TASK PROMPT:
Tally the lines in the records below that contain "help" and return only the result.

SUPPLIED ENTRIES:
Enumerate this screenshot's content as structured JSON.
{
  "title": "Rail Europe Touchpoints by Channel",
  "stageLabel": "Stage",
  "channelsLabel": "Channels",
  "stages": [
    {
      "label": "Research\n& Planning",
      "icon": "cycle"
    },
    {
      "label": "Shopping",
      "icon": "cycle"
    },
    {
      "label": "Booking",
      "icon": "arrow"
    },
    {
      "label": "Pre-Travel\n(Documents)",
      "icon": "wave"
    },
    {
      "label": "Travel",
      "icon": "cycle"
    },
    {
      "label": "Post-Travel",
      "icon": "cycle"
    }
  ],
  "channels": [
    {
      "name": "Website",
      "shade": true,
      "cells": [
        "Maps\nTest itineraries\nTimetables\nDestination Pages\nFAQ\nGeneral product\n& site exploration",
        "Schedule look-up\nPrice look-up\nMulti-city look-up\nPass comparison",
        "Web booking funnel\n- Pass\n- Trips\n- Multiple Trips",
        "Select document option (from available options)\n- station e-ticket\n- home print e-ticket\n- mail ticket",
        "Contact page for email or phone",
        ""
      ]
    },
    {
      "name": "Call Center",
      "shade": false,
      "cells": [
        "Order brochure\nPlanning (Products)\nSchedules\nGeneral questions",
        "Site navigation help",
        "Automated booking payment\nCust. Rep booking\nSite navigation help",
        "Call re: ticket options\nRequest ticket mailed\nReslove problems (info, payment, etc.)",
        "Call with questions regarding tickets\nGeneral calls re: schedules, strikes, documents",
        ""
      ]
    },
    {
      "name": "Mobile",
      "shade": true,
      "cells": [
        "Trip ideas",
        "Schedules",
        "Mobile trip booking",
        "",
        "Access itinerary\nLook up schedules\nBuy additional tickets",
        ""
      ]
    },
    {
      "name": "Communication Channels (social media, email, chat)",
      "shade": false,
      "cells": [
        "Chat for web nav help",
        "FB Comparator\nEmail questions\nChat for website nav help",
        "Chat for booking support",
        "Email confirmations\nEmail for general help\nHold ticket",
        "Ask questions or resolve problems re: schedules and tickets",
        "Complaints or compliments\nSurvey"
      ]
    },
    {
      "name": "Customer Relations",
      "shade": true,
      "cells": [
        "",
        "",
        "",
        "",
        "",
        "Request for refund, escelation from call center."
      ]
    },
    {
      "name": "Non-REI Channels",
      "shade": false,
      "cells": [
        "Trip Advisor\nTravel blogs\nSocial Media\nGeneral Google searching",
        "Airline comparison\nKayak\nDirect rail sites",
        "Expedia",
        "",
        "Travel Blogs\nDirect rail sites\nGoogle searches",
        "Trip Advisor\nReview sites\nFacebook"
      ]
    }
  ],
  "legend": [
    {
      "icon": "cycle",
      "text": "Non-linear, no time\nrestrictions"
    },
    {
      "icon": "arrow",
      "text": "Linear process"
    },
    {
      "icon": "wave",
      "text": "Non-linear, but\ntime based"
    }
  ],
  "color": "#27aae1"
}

ANSWER BOX:
5